Consumer confidence also plunged in February, down to a reading of 75.0 from a revised 87.3 in January with Americans concerned about "less-favorable" business conditions and job prospects.

Do the grim economic reports point the U.S. economy towards stagflation? The markets seem to be shaking them off...
Today the producer price index (PPI) monthly report showed that producer price inflation surging in January to 1.0%, and that the core rate, also firmed at 0.4%.
The year-over-year PPI is at 7.7%, up from 6.5% in December, and is at the highest rate since September 1981.
-However, the Core CPI and PPI which exclude volatile food and energy costs, are still relatively tame in comparison to the highs seen in the late 70s and early 80s


Steve Liesman, our Senior Economics Reporter, has looked at the specter of stagflation, where the economy weakens amid rising costs. He reported that the National Association for Business Economics sees growth slowing to a crawl in 2008 and bouncing back in 2009.
The 49 economists surveyed have raised the odds on recession, however, more than half hold out hope that the economy will avoid a recession.
As Steve notes, we have been in this place before.
-The PPI report this morning, combined with the hot CPI report last week, rising 0.4% in January, and 4.3% year-over-year, and the decline in housing starts point towards stagflation. In addition on Tuesday, the S&P Case-Shiller home pricing index fell 8.9% in 2007, the largest decline in 20 years.
Steve sums up: Will the economy respond differently this time? Some argue that soaring food, energy and import prices make stagflation the real thing. Others say this movement is part of the normal ebb and flow, as inflation rises, the economy slows and stagflation concerns are part of the normal refrain.
-The Misery Index tracks inflation as measured by the CPI, and the rise in unemployment. At its height it implies that the combination of rising inflation and job loss point towards a deterioration in the economy. And as you can see by the chart of the Misery Index below, we have not begun to reach the levels seen in the late 1970s and early 80s, mostly due to the fact that U.S. employment growth has been strong, and inflation modest, but the index is beginning to creep up.

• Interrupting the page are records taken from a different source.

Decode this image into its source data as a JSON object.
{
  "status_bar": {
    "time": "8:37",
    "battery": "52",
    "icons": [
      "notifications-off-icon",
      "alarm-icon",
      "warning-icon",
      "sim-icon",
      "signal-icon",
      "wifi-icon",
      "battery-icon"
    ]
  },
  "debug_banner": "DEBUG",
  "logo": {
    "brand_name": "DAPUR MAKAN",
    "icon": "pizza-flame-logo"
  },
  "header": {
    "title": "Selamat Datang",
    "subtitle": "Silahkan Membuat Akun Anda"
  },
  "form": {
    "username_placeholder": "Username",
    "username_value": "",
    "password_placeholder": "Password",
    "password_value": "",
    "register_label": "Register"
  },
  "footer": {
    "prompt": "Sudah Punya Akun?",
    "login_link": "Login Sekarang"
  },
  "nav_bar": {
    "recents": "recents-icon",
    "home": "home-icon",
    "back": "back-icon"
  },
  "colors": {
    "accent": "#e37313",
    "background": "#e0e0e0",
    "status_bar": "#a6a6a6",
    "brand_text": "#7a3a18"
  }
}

Do the grim economic reports point the U.S. economy towards stagflation? The markets seem to be shaking them off...
Today the producer price index (PPI) monthly report showed that producer price inflation surging in January to 1.0%, and that the core rate, also firmed at 0.4%.
The year-over-year PPI is at 7.7%, up from 6.5% in December, and is at the highest rate since September 1981.
-However, the Core CPI and PPI which exclude volatile food and energy costs, are still relatively tame in comparison to the highs seen in the late 70s and early 80s